SANTA CLARA, Calif., June 25 /PRNewswire/ -- A first-day-of-issue ceremony
for the reissued 5-cent American Toleware definitive postage stamp was held
today at the American Stamp Dealers Association Summer Postage Stamp Show in
Santa Clara, CA. The stamp was issued in a new pane of 20 format and was
originally issued in 2002 as the first postage stamp in the American Design
The American Toleware stamps are available at Santa Clara Post Offices
today and at Post Offices and Philatelic Centers nationwide June 26.
"Two years ago when we introduced the American Design series of stamps, we
hoped they would be a hit with customers and collectors," said David Failor,
Executive Director of Stamp Services, U.S. Postal Service, and stamp
dedicating official. "Reissuing the Toleware stamp in a new pane format is
confirmation that the series has quickly become one of the more popular in
recent history. It's a thrill for us to feature the unique artwork of
America's great designers on our everyday, work-horse postage stamps."
Joining Failor at the ceremony were Joe Savarase, Executive Vice
President, American Stamp Dealers Association; Edward Hines, Treasurer,
American Stamp Dealers Association; and Catherine Shearer, Postmaster, Santa
Clara Post Office, U.S. Postal Service.
The 5-cent definitive American Toleware stamp features artist Lou Nolan's
painted detail of a black toleware coffeepot decorated with red flowers;
purple forget-me-nots; and yellow, green and orange leaves, from the
Winterthur Museum in Delaware. Curators at Winterthur believe that it was
manufactured in Philadelphia between 1850 and 1875. Derry Noyes of
Washington, DC, was the designer and art director for this stamp.
To see the Toleware definitive stamp pane and other images from the 2004
Stamp Program, visit the Postal Service website and view this news release at
http://www.usps.com/shop. Click on "Release Schedule" in the Collector's
The American Design series showcases objects from various regions, eras
and ethnic cultures that combine utility with beauty and function with form.
It replaced the long-running Transportation series, which was issued from 1981
through 1995. The stamps in the American Design Series vary in denomination
from one through ten cents.
Toleware is japanned (varnished) or painted tinware fashioned into a
variety of household objects, including teapots, coffeepots, cups, trays, and

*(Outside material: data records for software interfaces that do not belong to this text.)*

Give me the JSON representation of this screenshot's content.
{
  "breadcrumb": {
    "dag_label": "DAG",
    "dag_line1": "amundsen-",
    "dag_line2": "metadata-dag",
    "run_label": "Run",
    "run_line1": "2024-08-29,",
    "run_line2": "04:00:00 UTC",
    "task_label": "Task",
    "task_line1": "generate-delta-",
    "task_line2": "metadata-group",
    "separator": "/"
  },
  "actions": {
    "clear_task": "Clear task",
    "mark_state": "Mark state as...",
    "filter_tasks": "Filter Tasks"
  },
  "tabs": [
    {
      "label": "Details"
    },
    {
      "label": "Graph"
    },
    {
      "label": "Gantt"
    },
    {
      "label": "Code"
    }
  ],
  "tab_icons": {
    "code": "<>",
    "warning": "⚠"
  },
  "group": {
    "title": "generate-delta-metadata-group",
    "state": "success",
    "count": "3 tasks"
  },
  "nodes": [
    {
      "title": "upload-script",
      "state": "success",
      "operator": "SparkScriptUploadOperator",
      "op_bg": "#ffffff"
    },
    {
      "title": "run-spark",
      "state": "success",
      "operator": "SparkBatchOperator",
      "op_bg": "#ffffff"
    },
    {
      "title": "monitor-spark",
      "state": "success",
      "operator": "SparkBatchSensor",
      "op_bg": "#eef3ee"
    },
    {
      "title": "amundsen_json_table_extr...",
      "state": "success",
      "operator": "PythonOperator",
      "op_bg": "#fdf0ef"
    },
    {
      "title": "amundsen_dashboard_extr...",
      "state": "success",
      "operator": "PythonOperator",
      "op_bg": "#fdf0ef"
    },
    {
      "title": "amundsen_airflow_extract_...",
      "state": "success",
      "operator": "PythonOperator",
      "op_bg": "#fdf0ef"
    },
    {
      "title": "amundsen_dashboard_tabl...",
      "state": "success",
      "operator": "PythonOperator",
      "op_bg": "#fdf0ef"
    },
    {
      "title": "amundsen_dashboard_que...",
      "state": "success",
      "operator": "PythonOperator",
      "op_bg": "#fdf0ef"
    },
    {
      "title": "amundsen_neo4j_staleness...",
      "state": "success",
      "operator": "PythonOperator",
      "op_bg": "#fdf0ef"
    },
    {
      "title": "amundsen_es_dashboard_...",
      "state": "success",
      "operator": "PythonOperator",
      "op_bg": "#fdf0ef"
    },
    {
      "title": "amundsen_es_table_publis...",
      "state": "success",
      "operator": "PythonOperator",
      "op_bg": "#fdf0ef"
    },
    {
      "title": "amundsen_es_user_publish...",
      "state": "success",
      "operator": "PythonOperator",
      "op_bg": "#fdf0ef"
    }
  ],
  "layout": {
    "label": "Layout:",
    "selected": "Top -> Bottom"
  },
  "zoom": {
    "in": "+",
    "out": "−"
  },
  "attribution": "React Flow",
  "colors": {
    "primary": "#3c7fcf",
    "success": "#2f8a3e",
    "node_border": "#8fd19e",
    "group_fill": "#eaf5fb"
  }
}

candlesticks, which are decorated with motifs such as fruits and flowers.
Typically these designs, in colors such as deep red, green and pumpkin yellow,
are either hand-painted or stenciled onto a black background of asphaltum -- a
naturally occurring tar-like substance -- mixed with varnish. Produced
primarily in New England and Pennsylvania, American Toleware was especially
popular during the 19th century.
Current U.S. stamps and stationery, as well as a free comprehensive
catalog, are available by toll-free telephone order at 1 800 STAMP-24. A wide
selection of stamps and other philatelic items also are available at the
Postal Store at http://www.usps.com/shop, and http://www.postalartgallery.com
offers beautifully framed prints of original stamp art for delivery straight
to the home or office.
Since 1775, the U.S. Postal Service has connected friends, families,
neighbors and businesses by mail. An independent federal agency, the Postal
Service makes deliveries to about 141 million addresses every day and is the
only service provider to deliver to every address in the nation. The Postal
Service receives no taxpayer dollars for routine operations, but derives its
operating revenues solely from the sale of postage, products and services.
With annual revenues of more than $68 billion, it is the world's leading
provider of mail and delivery services, offering some of the most affordable
postage rates in the world. Moreover, today's postage rates will remain
stable until at least 2006. The U.S. Postal Service delivers more than 46
percent of the world's mail volume -- some 202 billion letters,
advertisements, periodicals and packages a year -- and serves seven million
customers each day at its 38,000 retail locations nationwide.
SOURCE U.S. Postal Service